▶ _RECORDS SHOWN_
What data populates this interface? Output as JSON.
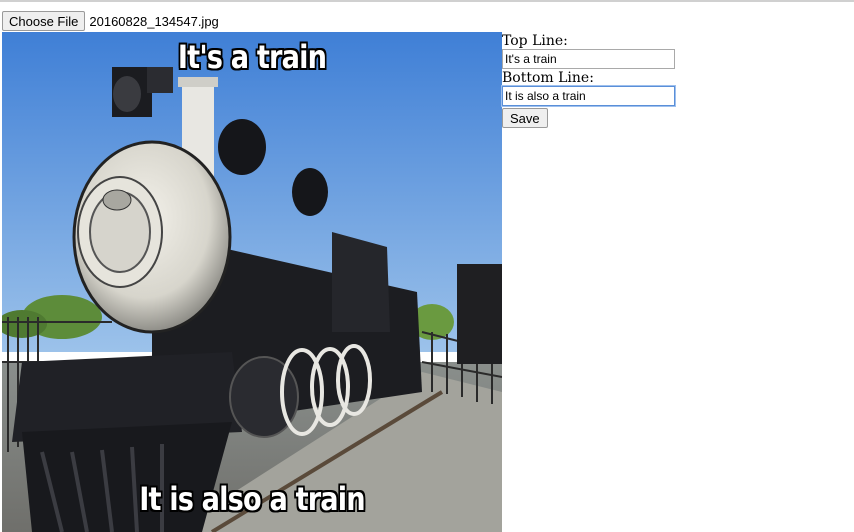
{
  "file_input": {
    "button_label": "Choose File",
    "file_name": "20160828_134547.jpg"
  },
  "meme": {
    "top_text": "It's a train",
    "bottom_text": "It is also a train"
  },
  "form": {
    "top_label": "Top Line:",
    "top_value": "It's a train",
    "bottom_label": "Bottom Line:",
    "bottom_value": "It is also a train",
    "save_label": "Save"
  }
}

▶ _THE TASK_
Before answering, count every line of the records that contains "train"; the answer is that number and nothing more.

▶ _RESULT OF THE EXERCISE_
4